Problem to work on ->
Please report how many lines below contain "into", writing nothing except the number.

Items from a dataset ->
*** Begin section ***

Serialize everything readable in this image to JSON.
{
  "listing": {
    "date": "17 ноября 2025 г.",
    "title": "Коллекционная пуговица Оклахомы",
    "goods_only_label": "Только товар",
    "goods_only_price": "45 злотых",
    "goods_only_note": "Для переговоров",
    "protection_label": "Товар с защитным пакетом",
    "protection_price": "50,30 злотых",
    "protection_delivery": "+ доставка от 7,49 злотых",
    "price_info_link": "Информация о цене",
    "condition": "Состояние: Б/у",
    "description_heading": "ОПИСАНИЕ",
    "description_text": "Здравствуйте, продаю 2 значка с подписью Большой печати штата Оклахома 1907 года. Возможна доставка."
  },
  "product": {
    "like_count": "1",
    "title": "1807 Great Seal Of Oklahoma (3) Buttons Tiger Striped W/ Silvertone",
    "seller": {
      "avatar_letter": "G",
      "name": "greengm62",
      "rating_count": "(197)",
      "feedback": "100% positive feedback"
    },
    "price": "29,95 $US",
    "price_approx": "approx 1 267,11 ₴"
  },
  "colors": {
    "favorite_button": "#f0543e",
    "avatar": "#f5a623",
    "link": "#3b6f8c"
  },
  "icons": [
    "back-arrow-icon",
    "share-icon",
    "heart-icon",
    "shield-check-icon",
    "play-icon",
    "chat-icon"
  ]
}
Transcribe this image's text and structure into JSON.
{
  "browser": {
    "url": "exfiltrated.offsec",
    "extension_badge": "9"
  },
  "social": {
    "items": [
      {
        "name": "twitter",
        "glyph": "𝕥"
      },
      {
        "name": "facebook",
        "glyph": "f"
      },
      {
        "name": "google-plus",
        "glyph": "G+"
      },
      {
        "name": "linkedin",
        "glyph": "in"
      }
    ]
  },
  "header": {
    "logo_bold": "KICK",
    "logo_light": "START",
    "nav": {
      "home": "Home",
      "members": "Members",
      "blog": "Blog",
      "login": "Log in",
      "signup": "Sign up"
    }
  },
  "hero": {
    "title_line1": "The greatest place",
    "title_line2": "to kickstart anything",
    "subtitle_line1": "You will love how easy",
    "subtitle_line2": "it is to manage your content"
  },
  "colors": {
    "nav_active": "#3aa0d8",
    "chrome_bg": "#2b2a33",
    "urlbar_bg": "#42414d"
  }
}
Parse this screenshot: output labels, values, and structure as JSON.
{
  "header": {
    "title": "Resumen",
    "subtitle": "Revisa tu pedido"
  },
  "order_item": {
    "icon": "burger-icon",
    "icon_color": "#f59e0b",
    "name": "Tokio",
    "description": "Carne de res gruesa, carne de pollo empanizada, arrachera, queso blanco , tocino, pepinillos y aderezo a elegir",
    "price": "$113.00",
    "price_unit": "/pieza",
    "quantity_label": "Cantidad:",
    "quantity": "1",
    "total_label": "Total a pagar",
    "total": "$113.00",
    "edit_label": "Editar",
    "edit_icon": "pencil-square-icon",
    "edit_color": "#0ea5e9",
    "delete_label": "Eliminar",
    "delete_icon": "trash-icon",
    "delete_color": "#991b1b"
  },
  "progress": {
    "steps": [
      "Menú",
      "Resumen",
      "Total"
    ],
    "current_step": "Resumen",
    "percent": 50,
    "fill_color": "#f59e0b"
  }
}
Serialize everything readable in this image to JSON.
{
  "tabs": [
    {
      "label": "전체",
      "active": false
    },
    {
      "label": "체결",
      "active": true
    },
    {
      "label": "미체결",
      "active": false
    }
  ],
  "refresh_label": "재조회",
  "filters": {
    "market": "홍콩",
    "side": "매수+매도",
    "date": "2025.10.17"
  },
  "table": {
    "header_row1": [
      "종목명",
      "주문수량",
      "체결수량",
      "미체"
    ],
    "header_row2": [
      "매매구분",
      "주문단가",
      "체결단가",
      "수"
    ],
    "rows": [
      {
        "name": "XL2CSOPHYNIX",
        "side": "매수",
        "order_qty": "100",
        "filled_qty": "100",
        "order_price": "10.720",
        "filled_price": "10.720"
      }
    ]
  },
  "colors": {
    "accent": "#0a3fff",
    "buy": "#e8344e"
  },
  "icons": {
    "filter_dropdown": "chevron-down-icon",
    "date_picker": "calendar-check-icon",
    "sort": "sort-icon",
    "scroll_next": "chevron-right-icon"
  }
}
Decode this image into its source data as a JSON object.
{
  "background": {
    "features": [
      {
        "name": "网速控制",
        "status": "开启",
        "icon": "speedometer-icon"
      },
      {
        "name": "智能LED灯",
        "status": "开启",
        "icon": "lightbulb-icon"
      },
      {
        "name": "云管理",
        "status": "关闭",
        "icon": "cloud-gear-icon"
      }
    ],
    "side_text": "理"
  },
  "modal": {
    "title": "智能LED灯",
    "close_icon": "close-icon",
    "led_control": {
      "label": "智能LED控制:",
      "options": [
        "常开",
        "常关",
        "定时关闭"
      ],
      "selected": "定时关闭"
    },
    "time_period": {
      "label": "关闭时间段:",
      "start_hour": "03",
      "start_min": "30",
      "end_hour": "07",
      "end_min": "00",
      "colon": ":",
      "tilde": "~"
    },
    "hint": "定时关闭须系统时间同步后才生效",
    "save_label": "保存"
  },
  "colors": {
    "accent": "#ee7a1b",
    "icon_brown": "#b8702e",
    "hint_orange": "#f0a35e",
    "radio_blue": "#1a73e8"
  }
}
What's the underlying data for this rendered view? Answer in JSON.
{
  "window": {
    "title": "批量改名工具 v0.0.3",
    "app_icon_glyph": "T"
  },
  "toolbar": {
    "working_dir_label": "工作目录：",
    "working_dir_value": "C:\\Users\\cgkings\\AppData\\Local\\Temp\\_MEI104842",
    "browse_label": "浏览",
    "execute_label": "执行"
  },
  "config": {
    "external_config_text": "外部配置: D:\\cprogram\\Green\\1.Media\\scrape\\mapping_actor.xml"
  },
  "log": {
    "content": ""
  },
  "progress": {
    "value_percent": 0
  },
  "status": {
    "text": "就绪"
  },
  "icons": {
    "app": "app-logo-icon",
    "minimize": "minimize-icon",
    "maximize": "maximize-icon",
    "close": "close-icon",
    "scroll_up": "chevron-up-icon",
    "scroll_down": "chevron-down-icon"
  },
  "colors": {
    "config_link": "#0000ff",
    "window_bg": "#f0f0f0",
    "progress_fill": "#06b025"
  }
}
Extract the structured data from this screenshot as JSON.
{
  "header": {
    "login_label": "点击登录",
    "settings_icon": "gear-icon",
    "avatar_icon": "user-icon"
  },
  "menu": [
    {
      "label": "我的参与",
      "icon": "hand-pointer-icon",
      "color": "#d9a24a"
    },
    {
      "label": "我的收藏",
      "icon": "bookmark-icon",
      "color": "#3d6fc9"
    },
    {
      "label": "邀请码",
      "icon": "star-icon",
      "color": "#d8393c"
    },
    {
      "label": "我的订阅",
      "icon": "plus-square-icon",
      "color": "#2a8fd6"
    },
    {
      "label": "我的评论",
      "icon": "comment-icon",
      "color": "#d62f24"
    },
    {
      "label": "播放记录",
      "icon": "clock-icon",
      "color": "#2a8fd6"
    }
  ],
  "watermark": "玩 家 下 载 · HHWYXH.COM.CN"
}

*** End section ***

Solution to the exercise ->
2